So really, his extraordinary life story is ripe for the stage, and that’s where Theresa Heskins, artistic director of the New Vic Theatre in Staffordshire, has reimagined it. Sticking closely to the plot points of the Toby Jones-starring film, itself based on Baldwin’s autobiography of the same name, Heskins presents a non-linear Marvellous that compartmentalises Baldwin’s varying identities. It dissolves the boundaries between actors and audience, characters and their real-life namesakes, and playfully flits between past and present.
Six members of the neurodiverse cast introduce themselves as Neil Baldwin, before a seventh rises from the stalls claiming to be the real Neil Baldwin. Except, of course, he isn’t (but on press night, the real, real Neil Baldwin was sitting elsewhere in the auditorium). Real Neil (a quietly charismatic Michael Hugo) takes over the narrating, recounting formative moments from his life, while directing the others as his friends, family members, colleagues and antagonists.

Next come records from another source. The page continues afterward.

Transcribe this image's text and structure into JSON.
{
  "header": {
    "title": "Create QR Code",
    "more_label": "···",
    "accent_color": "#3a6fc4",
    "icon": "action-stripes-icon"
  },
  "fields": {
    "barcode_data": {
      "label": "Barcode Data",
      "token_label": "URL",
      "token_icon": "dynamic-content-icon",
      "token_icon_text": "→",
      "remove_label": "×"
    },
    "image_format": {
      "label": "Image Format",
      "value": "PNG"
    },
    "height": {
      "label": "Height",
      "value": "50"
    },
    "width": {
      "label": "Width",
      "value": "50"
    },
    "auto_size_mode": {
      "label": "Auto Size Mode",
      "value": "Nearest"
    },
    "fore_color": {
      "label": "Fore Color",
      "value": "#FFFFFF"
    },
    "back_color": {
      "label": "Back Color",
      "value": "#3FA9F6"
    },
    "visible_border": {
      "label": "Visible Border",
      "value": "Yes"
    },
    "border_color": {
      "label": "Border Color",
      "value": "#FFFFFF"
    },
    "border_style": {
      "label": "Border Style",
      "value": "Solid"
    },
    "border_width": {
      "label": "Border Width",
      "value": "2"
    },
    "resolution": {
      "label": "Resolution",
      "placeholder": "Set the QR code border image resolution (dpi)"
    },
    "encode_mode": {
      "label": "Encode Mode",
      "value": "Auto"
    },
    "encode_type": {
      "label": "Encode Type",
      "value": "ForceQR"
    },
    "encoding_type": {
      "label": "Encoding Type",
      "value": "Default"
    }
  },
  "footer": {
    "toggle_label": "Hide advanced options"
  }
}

It’s meta, with lots of breaking the fourth wall, appearances from stage management and Real Neil piping up to correct under-researched excerpts from his life. ‘Marvellous’ becomes his refrain, regardless of what life throws at him, and the story’s takeaway is that Baldwin’s profound ability to find happiness by making other people happy is the key to his success.
Marvellous @sohoplace. Michael Hugo (Real Neil) and company. Photo: Craig Sugden
The joy in Heskins' production is its ability to conjure magic at every turn, seemingly out of nothing. On a pared-down, in-the-round stage, a ‘bag for life’ proves itself a cousin of Mary Poppins’ carpet bag, containing an endless ream of props. But this naturalism frequently rubs shoulders with Epic theatre, like when two actors become a kitchen cupboard next to a physical washing-up bowl filled with water and crockery.
Honouring Baldwin’s stint with the circus, the multi-rolling cast execute gasp-worthy stunts that will leave you wondering how long it took to perfect falling into a wheelie bin at speed without head damage, or catching an apple on the tip of a knife.
Special mentions must go to Gareth Cassidy and his uncanny wardrobe of accents and celebrity impressions, and Jerone Marsh-Reid for his masterful tumbling.
Marvellous does get a bit silly. For those not overly impressed by slapstick, the pie-in-face humour will feel tedious. Still, with @sohoplace defying convention as the first purpose-built theatre to open in the West End in 50 years, Marvellous makes a fitting and charming opening production.
|What||Marvellous, @sohoplace review|
|Where||@sohoplace , 4 Soho Street , London, W1D 3BG | MAP|
|Nearest tube||Tottenham Court Road (underground)|
29 Sep 22 – 26 Nov 22, 7:30 PM – 10:00 PM
|Price||£25 - £65|
|Website||Click here for more information and to book|